# Information supplied
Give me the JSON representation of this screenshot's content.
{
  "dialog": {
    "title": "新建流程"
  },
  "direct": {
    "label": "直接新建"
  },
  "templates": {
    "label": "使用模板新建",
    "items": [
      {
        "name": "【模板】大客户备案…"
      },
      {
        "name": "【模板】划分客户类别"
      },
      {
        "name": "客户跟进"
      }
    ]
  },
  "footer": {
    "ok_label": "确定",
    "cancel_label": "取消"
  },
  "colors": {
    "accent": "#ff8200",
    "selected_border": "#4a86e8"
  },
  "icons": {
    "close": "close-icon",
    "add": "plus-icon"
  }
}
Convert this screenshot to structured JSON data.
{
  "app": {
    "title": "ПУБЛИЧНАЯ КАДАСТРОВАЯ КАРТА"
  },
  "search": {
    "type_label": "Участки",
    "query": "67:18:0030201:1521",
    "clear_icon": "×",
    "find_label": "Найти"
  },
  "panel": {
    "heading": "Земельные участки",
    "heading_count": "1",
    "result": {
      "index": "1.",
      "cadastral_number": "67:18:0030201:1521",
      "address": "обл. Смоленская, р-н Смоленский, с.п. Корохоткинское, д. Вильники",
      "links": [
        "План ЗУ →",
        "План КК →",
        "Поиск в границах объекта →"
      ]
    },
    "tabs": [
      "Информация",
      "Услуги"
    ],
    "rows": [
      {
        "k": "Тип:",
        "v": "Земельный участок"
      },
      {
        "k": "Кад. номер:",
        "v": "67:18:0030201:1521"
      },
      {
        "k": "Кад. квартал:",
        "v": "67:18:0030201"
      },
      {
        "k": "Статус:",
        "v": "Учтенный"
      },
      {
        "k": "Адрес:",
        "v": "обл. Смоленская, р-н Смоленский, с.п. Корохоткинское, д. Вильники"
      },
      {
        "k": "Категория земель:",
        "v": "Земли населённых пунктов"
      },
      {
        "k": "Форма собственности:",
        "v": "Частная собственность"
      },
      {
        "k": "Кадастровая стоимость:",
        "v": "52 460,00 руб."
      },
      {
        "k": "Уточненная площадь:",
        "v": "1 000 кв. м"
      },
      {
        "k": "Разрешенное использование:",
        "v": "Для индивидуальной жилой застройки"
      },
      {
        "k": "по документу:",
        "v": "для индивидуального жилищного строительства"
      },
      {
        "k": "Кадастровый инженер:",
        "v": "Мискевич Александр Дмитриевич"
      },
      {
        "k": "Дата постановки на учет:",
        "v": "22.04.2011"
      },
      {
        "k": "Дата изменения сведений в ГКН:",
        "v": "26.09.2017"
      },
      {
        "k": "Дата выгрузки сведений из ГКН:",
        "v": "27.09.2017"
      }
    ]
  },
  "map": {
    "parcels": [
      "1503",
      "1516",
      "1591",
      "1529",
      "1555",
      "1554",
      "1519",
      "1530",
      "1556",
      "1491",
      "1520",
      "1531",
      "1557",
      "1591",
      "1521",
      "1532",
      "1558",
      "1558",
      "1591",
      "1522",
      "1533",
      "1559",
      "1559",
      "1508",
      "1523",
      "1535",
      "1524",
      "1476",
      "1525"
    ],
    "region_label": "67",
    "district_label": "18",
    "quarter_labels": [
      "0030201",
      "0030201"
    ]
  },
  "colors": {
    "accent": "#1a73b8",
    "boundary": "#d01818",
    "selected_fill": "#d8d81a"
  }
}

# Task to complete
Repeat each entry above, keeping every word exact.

# Completed task
Give me the JSON representation of this screenshot's content.
{
  "dialog": {
    "title": "新建流程"
  },
  "direct": {
    "label": "直接新建"
  },
  "templates": {
    "label": "使用模板新建",
    "items": [
      {
        "name": "【模板】大客户备案…"
      },
      {
        "name": "【模板】划分客户类别"
      },
      {
        "name": "客户跟进"
      }
    ]
  },
  "footer": {
    "ok_label": "确定",
    "cancel_label": "取消"
  },
  "colors": {
    "accent": "#ff8200",
    "selected_border": "#4a86e8"
  },
  "icons": {
    "close": "close-icon",
    "add": "plus-icon"
  }
}
Convert this screenshot to structured JSON data.
{
  "app": {
    "title": "ПУБЛИЧНАЯ КАДАСТРОВАЯ КАРТА"
  },
  "search": {
    "type_label": "Участки",
    "query": "67:18:0030201:1521",
    "clear_icon": "×",
    "find_label": "Найти"
  },
  "panel": {
    "heading": "Земельные участки",
    "heading_count": "1",
    "result": {
      "index": "1.",
      "cadastral_number": "67:18:0030201:1521",
      "address": "обл. Смоленская, р-н Смоленский, с.п. Корохоткинское, д. Вильники",
      "links": [
        "План ЗУ →",
        "План КК →",
        "Поиск в границах объекта →"
      ]
    },
    "tabs": [
      "Информация",
      "Услуги"
    ],
    "rows": [
      {
        "k": "Тип:",
        "v": "Земельный участок"
      },
      {
        "k": "Кад. номер:",
        "v": "67:18:0030201:1521"
      },
      {
        "k": "Кад. квартал:",
        "v": "67:18:0030201"
      },
      {
        "k": "Статус:",
        "v": "Учтенный"
      },
      {
        "k": "Адрес:",
        "v": "обл. Смоленская, р-н Смоленский, с.п. Корохоткинское, д. Вильники"
      },
      {
        "k": "Категория земель:",
        "v": "Земли населённых пунктов"
      },
      {
        "k": "Форма собственности:",
        "v": "Частная собственность"
      },
      {
        "k": "Кадастровая стоимость:",
        "v": "52 460,00 руб."
      },
      {
        "k": "Уточненная площадь:",
        "v": "1 000 кв. м"
      },
      {
        "k": "Разрешенное использование:",
        "v": "Для индивидуальной жилой застройки"
      },
      {
        "k": "по документу:",
        "v": "для индивидуального жилищного строительства"
      },
      {
        "k": "Кадастровый инженер:",
        "v": "Мискевич Александр Дмитриевич"
      },
      {
        "k": "Дата постановки на учет:",
        "v": "22.04.2011"
      },
      {
        "k": "Дата изменения сведений в ГКН:",
        "v": "26.09.2017"
      },
      {
        "k": "Дата выгрузки сведений из ГКН:",
        "v": "27.09.2017"
      }
    ]
  },
  "map": {
    "parcels": [
      "1503",
      "1516",
      "1591",
      "1529",
      "1555",
      "1554",
      "1519",
      "1530",
      "1556",
      "1491",
      "1520",
      "1531",
      "1557",
      "1591",
      "1521",
      "1532",
      "1558",
      "1558",
      "1591",
      "1522",
      "1533",
      "1559",
      "1559",
      "1508",
      "1523",
      "1535",
      "1524",
      "1476",
      "1525"
    ],
    "region_label": "67",
    "district_label": "18",
    "quarter_labels": [
      "0030201",
      "0030201"
    ]
  },
  "colors": {
    "accent": "#1a73b8",
    "boundary": "#d01818",
    "selected_fill": "#d8d81a"
  }
}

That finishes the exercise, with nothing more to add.